“The most important issue of course is how to shield the poor from the worst effects of the policy. I will hopefully address that in another note”.
Professor Osinbajo explained that the real issue was not a removal of subsidy, pointing out that with $40 a barrel there was not much of a subsidy to remove.
He stressed that local consumption of fuel was almost entirely imported and that the Nigerian National Petroleum Corporation (NNPC) exchanged crude from its joint venture share to provide about 50% of local fuel consumption.
“The remaining 50% is imported by major and independent marketers.
“These marketers up until three months ago sourced their foreign exchange from the Central Bank of Nigeria at the official rate. However, since late last year, independent marketers have brought in little or no fuel because they have been unable to get foreign exchange from the CBN.
“The CBN simply did not have enough. (In April, oil earnings dipped to $550 million. The amount required for fuel importation alone is about $225million!),” the Vice President explained.
He stated that the NNPC had tried to cover the 50% shortfall by dedicating more export crude for domestic consumption.

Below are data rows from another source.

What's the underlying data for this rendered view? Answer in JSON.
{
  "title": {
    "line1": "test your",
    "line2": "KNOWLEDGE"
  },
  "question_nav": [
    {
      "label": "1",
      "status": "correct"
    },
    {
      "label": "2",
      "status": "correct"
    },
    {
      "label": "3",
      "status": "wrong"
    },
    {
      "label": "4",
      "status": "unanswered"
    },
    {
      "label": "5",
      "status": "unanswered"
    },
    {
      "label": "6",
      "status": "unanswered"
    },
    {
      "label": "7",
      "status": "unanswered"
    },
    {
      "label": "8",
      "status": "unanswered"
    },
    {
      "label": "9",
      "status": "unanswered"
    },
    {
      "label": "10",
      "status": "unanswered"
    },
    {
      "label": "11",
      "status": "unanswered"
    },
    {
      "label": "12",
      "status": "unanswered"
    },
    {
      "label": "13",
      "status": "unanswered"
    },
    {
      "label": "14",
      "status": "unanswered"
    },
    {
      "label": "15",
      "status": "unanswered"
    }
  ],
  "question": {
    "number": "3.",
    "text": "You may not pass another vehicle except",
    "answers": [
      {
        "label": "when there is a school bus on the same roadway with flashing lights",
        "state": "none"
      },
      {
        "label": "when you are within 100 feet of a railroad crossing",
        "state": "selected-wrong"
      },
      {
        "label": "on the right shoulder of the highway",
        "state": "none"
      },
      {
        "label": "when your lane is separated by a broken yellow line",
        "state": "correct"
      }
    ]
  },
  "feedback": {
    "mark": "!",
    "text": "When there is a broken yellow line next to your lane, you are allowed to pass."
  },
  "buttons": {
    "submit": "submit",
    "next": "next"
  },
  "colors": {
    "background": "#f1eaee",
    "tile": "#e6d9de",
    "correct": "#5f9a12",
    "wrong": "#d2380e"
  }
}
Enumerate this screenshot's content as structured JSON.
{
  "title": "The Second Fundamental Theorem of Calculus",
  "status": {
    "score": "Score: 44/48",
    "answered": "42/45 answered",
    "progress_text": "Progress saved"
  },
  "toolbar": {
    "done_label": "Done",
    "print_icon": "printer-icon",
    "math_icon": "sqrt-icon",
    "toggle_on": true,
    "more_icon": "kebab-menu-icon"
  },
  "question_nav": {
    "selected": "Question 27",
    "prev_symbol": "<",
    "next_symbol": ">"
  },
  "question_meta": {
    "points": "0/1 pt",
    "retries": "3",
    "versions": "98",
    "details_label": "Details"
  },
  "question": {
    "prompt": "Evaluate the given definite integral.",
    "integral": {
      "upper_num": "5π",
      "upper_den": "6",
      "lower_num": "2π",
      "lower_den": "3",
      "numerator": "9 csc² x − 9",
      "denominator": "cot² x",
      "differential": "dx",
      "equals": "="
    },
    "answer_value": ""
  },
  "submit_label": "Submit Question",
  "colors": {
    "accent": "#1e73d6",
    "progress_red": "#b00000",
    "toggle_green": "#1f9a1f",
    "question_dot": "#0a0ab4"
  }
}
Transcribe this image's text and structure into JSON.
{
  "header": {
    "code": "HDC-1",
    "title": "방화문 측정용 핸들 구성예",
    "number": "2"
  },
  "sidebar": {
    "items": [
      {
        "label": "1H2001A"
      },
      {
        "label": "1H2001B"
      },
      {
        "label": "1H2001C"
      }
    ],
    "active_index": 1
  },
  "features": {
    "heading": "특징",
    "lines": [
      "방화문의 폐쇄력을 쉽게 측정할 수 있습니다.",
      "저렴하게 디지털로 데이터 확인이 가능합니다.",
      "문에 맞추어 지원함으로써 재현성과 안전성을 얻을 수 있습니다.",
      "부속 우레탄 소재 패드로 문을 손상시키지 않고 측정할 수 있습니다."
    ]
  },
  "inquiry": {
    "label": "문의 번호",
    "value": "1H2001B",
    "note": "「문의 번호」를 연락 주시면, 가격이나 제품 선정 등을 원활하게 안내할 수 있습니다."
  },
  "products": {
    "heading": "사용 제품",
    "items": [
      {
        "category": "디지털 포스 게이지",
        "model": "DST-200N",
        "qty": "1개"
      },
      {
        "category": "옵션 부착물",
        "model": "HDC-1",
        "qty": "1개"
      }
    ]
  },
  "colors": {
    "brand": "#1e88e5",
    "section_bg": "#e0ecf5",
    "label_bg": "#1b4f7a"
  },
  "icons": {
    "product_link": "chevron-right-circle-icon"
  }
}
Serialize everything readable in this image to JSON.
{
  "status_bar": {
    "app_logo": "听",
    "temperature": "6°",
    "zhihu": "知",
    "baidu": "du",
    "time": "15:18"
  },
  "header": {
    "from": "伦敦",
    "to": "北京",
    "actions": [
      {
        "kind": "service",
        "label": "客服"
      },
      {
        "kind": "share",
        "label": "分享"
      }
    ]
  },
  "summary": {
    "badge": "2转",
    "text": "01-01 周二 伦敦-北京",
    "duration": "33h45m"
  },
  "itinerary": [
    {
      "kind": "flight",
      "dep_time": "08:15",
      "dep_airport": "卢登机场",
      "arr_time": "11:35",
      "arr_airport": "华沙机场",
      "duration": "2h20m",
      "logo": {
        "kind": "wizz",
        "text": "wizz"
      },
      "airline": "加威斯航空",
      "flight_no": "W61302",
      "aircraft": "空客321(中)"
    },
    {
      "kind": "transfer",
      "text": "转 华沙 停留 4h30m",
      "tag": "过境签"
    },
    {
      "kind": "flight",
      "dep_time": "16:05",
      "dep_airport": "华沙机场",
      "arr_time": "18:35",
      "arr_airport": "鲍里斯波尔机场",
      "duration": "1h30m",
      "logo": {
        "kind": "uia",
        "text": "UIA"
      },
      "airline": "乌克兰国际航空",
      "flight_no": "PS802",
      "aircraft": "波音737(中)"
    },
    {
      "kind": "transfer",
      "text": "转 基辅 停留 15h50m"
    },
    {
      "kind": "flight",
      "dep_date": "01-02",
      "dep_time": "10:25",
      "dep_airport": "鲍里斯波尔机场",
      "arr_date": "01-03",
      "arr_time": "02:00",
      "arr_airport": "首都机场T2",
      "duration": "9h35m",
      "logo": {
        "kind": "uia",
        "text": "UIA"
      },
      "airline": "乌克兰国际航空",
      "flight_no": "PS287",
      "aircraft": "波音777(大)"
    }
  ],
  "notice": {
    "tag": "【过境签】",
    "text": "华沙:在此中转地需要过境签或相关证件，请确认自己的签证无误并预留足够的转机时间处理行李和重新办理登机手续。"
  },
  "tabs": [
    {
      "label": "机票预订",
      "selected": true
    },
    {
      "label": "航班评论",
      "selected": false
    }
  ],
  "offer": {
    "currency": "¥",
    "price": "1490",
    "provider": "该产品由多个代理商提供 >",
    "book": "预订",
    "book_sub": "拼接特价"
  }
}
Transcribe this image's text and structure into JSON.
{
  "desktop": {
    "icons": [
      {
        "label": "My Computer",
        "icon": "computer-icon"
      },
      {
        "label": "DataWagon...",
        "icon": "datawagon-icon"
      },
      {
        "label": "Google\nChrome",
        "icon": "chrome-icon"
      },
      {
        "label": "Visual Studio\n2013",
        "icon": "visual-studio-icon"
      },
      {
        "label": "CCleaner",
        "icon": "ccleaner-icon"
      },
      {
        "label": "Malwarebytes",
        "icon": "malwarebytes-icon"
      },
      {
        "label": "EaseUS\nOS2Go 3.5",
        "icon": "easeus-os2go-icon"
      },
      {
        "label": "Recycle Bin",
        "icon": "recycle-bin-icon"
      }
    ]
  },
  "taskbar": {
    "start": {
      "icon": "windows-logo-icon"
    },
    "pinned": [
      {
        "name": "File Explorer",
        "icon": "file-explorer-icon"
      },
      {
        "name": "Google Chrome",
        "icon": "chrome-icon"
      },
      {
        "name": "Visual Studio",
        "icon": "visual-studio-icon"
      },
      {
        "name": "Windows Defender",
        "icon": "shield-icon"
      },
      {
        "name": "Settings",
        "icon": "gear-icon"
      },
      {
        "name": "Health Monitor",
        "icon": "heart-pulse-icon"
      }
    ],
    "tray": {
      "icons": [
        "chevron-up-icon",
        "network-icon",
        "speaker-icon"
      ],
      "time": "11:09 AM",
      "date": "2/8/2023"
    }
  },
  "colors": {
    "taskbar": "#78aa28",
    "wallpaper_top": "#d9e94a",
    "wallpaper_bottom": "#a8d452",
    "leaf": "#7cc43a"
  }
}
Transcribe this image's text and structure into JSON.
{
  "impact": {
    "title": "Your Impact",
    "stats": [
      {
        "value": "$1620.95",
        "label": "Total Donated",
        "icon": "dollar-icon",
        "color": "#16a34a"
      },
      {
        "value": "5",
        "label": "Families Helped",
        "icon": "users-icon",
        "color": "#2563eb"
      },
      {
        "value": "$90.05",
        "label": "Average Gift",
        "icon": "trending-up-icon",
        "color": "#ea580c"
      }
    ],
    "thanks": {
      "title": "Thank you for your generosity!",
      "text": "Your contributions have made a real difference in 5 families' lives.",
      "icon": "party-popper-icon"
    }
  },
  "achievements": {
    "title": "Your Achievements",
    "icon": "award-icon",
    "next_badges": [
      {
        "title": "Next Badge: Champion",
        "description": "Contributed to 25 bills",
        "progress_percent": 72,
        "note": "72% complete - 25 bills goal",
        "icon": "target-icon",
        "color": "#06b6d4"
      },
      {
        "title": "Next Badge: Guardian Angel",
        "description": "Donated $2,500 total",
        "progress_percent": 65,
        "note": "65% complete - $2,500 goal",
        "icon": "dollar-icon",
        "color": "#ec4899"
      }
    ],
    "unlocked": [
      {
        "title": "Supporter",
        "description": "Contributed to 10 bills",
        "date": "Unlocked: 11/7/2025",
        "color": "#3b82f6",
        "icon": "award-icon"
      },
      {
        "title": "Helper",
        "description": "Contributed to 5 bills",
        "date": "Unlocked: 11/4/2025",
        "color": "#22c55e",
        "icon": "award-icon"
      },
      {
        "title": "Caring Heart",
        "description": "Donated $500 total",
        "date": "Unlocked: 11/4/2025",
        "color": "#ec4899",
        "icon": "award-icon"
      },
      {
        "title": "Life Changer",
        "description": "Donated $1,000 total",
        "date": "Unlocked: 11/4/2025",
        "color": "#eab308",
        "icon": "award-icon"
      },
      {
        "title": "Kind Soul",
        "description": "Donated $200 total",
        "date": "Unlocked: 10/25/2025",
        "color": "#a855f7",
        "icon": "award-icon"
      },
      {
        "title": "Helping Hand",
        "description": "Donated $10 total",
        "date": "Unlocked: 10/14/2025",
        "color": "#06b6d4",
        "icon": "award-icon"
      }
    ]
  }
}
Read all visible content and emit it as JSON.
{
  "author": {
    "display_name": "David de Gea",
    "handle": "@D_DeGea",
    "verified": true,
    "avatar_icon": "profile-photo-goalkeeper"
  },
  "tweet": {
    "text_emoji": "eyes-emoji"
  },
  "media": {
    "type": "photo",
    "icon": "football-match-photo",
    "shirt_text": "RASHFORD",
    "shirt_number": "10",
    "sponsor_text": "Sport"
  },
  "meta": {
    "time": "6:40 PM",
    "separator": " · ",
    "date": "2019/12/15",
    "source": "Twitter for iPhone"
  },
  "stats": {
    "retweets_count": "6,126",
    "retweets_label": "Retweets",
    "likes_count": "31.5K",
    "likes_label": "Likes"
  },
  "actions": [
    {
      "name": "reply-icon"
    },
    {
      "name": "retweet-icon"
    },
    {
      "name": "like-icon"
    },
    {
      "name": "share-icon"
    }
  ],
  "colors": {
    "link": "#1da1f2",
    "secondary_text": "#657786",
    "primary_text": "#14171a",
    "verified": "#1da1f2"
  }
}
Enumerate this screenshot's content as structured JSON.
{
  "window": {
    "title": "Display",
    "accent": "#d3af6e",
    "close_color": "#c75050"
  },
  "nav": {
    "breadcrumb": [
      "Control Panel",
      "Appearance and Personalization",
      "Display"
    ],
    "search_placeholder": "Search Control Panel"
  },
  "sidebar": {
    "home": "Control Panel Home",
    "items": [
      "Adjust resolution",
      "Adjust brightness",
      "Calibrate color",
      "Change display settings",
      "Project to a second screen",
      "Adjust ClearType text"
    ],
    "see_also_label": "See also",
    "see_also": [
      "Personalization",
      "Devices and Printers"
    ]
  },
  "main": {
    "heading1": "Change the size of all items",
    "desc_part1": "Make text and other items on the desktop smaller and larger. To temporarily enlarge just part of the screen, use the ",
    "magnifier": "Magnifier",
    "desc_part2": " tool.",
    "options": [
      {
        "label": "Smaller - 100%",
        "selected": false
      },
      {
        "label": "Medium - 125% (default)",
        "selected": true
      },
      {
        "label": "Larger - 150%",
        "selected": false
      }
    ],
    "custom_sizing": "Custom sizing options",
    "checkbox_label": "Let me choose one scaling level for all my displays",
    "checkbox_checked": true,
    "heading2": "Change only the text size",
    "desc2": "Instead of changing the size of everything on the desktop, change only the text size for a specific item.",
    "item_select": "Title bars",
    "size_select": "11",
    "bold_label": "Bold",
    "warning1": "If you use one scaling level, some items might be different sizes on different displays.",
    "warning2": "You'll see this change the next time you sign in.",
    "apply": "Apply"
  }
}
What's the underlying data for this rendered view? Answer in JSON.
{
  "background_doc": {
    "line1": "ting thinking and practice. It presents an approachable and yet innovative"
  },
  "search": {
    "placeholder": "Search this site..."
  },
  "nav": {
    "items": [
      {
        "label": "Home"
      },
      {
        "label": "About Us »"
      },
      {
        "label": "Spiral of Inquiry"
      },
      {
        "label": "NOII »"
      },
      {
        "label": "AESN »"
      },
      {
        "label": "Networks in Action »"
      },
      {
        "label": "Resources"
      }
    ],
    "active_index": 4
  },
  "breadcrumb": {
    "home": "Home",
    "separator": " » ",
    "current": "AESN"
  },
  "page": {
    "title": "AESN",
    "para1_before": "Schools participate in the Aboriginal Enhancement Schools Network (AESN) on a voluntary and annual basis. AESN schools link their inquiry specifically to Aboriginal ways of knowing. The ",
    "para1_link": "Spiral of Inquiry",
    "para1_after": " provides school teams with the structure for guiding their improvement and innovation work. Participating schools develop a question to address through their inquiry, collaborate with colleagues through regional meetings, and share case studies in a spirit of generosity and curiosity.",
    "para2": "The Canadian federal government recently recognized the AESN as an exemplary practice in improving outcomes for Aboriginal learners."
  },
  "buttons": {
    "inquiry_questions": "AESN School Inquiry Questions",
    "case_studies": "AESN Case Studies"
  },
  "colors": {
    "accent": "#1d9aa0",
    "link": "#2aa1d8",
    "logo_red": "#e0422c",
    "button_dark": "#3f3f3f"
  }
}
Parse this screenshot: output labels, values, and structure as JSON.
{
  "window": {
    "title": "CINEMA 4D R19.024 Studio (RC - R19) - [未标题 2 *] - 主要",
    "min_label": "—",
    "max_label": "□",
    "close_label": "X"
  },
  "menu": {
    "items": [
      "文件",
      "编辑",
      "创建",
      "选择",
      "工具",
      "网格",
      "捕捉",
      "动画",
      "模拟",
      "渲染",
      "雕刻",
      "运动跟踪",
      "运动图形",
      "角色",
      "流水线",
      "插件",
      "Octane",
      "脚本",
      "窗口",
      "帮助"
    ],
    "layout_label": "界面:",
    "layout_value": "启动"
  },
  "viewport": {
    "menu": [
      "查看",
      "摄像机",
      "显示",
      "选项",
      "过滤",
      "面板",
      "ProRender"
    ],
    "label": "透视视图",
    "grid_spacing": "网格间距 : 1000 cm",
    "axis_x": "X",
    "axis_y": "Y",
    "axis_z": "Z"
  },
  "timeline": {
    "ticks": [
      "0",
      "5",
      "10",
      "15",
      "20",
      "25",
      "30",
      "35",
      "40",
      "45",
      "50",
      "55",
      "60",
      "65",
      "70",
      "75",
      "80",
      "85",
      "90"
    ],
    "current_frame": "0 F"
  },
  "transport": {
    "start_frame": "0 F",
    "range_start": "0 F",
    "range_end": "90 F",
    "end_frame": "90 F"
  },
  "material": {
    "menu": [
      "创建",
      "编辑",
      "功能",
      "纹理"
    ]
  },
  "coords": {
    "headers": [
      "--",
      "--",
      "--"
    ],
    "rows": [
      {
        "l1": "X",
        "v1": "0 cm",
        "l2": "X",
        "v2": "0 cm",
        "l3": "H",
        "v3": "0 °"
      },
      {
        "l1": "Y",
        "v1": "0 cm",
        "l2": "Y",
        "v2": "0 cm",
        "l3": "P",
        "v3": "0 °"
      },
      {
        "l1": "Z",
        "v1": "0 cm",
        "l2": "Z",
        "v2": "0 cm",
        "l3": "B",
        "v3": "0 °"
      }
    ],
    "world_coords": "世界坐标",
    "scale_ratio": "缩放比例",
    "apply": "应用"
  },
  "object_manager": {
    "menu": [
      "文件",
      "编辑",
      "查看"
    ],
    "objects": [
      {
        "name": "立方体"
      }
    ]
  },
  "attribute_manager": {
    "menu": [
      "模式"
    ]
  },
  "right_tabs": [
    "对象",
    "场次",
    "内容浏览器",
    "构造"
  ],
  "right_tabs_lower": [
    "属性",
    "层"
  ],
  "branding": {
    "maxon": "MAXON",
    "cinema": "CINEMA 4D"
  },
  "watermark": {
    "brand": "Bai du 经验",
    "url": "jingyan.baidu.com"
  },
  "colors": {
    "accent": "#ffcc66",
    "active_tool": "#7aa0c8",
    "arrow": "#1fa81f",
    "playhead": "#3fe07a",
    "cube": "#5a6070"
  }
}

The Vice President further said that “besides the short term depletion of the Federation Account, which is where the FG and States are paid from, and further cash-call debts pilling up, NNPC also lacked the capacity to distribute 100% of local consumption around the country. Previously, they were responsible for only about 50%. (Partly the reason for the lingering scarcity).
“We realised that we were left with only one option. This was to allow independent marketers and any Nigerian entity to source their own foreign exchange and import fuel. We expect that foreign exchange will be sourced at an average of about 285 Naira to the dollar, (current interbank rate). They would then be restricted to selling at a price between 135 Naira and 145 Naira per litre”.
Like the Minister, Professor Osinbajo also expects that with competition, more private refineries, and NNPC refineries working at full capacity, prices will drop considerably.
“Our target is that by Q4 2018 we should be producing 70% of our fuel needs locally. At the moment even if all the refineries are working optimally they will produce just about 40% of our domestic fuel needs.
“This is therefore not a subsidy removal issue but a foreign exchange problem, in the face of dwindling earnings,” he reiterated.